22. There was a very rich person who had a little child which he loved very much. He took the greatest care of this child, and never let it want for any thing. He gave it plenty to eat, and always what was best for it; its breakfast, and dinner, and supper, were always ready at the proper time. He had very good clothes made for it, of the best cloth—clothes for summer, and warm clothes for winter. He had a fine, large house; and this child slept in one of the best rooms in the house. He sent the child to the best school he could find. If the child was sick, he sent for the most skilful doctors to cure it. The father was always thinking, day and night, how he could do good for his dear child. But the child was very foolish. It was always saying to itself: “Oh! perhaps my father will forget to give me my dinner; or perhaps he will leave me without clothes; or perhaps, if I am sick, he will not send for the doctor.” So the foolish child was always fretting itself, and behaving very ill to its good father, making long faces, and looking cross, and giving back answers. Although it remembered that all its life its father had never once forgotten it, still it was always afraid, and it was very unhappy.

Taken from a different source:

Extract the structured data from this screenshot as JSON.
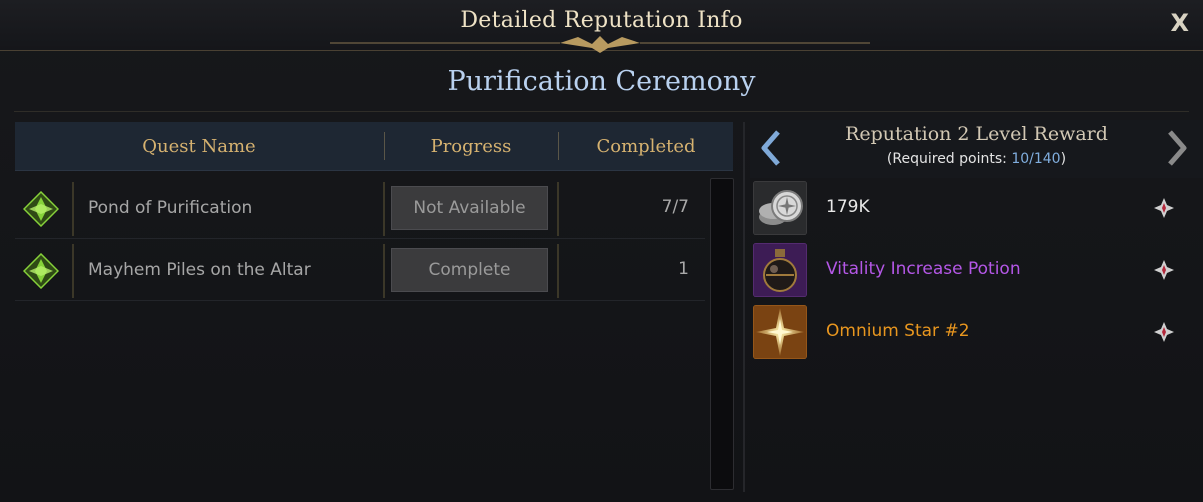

The good father is Almighty God; and you are the fretful child. God made you; and he loves you so much, that nobody can tell how much he loves you. He is very wise, and knows what is best for you. He is very rich, for of his riches there is no end; and if he gives away any thing, he is not any poorer; so he is able to give to you what is best for you. He has made you a great promise, that he will every moment of your life give you what is best for you. Very often something happened to you which you thought was not for the best; and yet you found out afterwards that it was really the best for you, or at least you will find out when you are dead. Yet still you are unhappy, often thinking in yourself and saying: “Oh! I am afraid! What am I to do? Perhaps such a thing will happen!—perhaps it will not be the best for me!” My little child, learn a lesson at least from the birds which fly in the air: they do not trouble themselves about what may come; they expect to have food to eat—and God always feeds them. So, my dear child, “cast your care on God, for he hath care of you,” II Peter v.; and let your daily prayer to Almighty God be: “Give us this day our daily bread.” Expect and feel sure, that God will, in every thing, do what is best for you. Psalm ciii. 28. “All expect of thee, O God, food in season: Thou openest thy hand and fillest every living creature with blessings.”